Tag Archive for: Volunteer Awards

RIWPS Annual Volunteer Awards Go To ……..

With great pleasure, RIWPS announced the recipients of the Annual Volunteer Awards at the March 25 Annual Meeting which took place in the Pharmacy Building at the University of Rhode Island.

Awards, Awards, Awards

The RIWPS March 25  Annual meeting was a time for awards.

Annual Volunteer awards were given to Linda McDaniel and Pat Cahalan.  Linda was recognised with the Volunteer of the Year Award for her work as co-chair of the 2016 Plant Sales Committee and her work in Seed Starters East.  RIWPS is delighted that she is heading the 2017 Plant Sale Committee!  Pat received the Lifetime Service Award for the contributions to WildFloraRI, Seed Starters West, Plant Sales and a variety of other tasks.

Congratulations and thank you to Linda and Pat for your dedication to RIWPS’ mission and for making the experience of other volunteers so wonderful. (See previous award winners)

Hilary A. Downes-Fortune, a teacher at the Compass school in Kingston was awarded the $1,000 to install a pollinator garden and learning landscape at the  school.  The funds will be used to purchase a variety of locally grown native plant species for this garden.  The garden will be a part of the South County Pollinator Conservation Project, a collaborative effort of the Rhody Native Project (RI Natural History Survey), RI Wild Plant Society, New England Wildflower Society, and Ragged Orchid Farm in Wakefield. The goal of the SCPCP is to serve as a new Citizen Science effort to begin the documentation, monitoring, and research on Rhode Island’s plant/pollinator communities.

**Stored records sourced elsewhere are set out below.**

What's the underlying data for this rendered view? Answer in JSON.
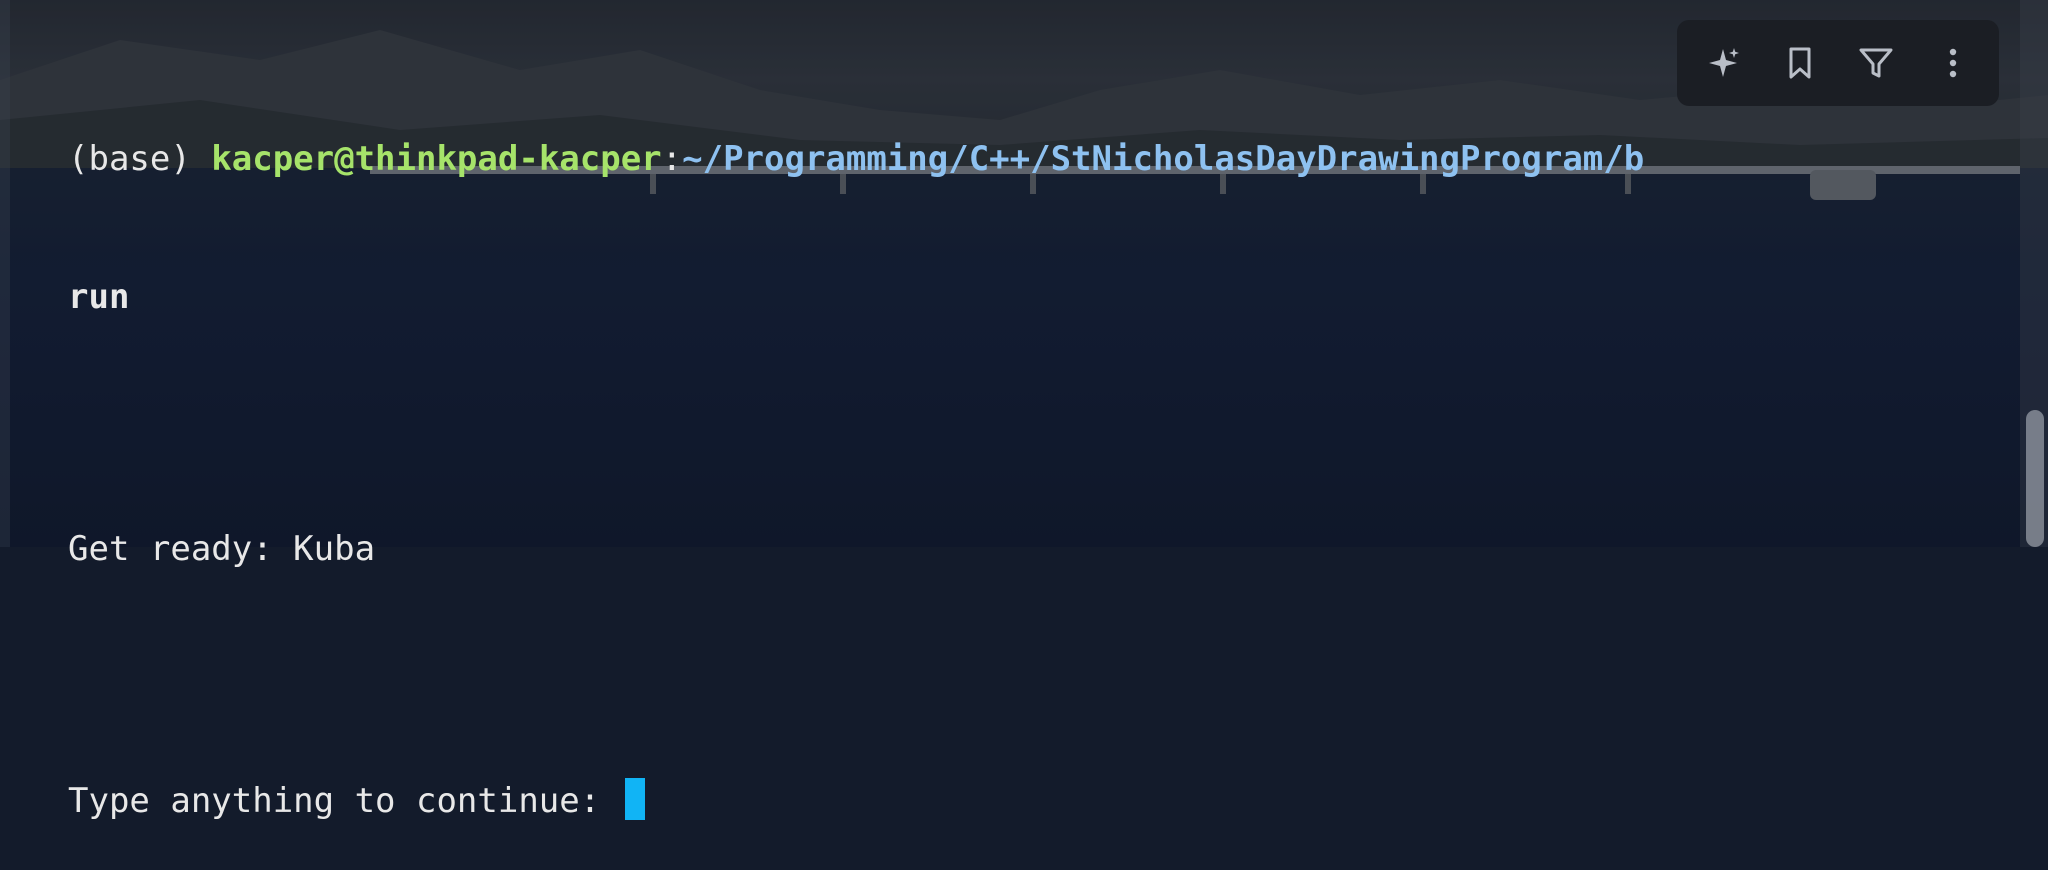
{
  "terminal": {
    "prompt_env": "(base) ",
    "prompt_user": "kacper@thinkpad-kacper",
    "prompt_sep": ":",
    "prompt_path": "~/Programming/C++/StNicholasDayDrawingProgram/b",
    "command_wrap": "run",
    "output_line": "Get ready: Kuba",
    "input_prompt": "Type anything to continue: "
  },
  "toolbar": {
    "icons": [
      "sparkle-icon",
      "bookmark-icon",
      "filter-icon",
      "more-vertical-icon"
    ]
  },
  "colors": {
    "user": "#a6e36a",
    "path": "#8ec1f0",
    "cursor": "#11b4f5",
    "text": "#e8e8e8"
  }
}
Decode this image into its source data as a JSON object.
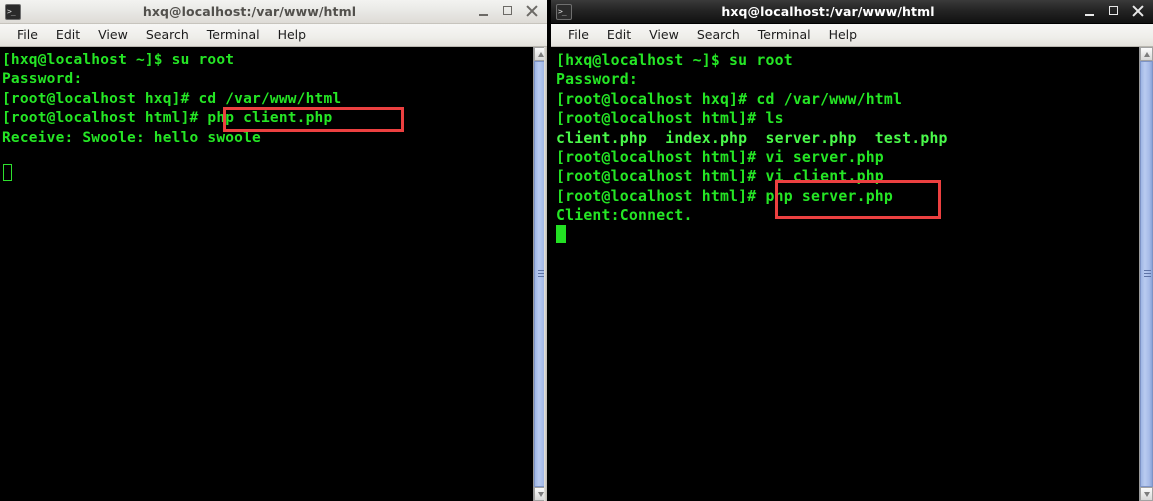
{
  "windows": [
    {
      "id": "left",
      "focused": false,
      "title": "hxq@localhost:/var/www/html",
      "icon": "terminal-icon",
      "menu": [
        "File",
        "Edit",
        "View",
        "Search",
        "Terminal",
        "Help"
      ],
      "buttons": {
        "minimize": "minimize-icon",
        "maximize": "maximize-icon",
        "close": "close-icon"
      },
      "lines": [
        "[hxq@localhost ~]$ su root",
        "Password:",
        "[root@localhost hxq]# cd /var/www/html",
        "[root@localhost html]# php client.php",
        "Receive: Swoole: hello swoole"
      ],
      "cursor": "hollow",
      "highlight": "php client.php"
    },
    {
      "id": "right",
      "focused": true,
      "title": "hxq@localhost:/var/www/html",
      "icon": "terminal-icon",
      "menu": [
        "File",
        "Edit",
        "View",
        "Search",
        "Terminal",
        "Help"
      ],
      "buttons": {
        "minimize": "minimize-icon",
        "maximize": "maximize-icon",
        "close": "close-icon"
      },
      "lines": [
        "[hxq@localhost ~]$ su root",
        "Password:",
        "[root@localhost hxq]# cd /var/www/html",
        "[root@localhost html]# ls",
        "client.php  index.php  server.php  test.php",
        "[root@localhost html]# vi server.php",
        "[root@localhost html]# vi client.php",
        "[root@localhost html]# php server.php",
        "Client:Connect."
      ],
      "cursor": "solid",
      "highlight": "php server.php"
    }
  ],
  "colors": {
    "terminal_background": "#000000",
    "terminal_text": "#25e625",
    "terminal_text_bright": "#4af94a",
    "annotation_box": "#ec4040",
    "titlebar_active": "#1a1a1a",
    "titlebar_inactive": "#e9e9e6",
    "scrollbar_thumb": "#a6bbe8"
  }
}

An easily- applied survey technique using a basic digital point-and-shoot camera will allow students to conduct periodic surveys by photographing insect visitors. Each photo becomes an instant record of the insect, the plant being visited, and the date. A database of all photos will document plant phenology (flowering period) and insect visitation that will be an invaluable tool in assessing the region’s pollinator fauna, as well as identifying the best plants to use in pollinator conservation efforts.

The pollinator garden will also include an Audio Bee Cabinet, based a design of Sarah Peebles, an artist/ecologist in Toronto, Canada. The Cabinet is an observable nesting sites for wild, solitary bees and wasps. Students can watch and listen to discover how bees vary in size, shape and color, and how their habitats and life cycles differ.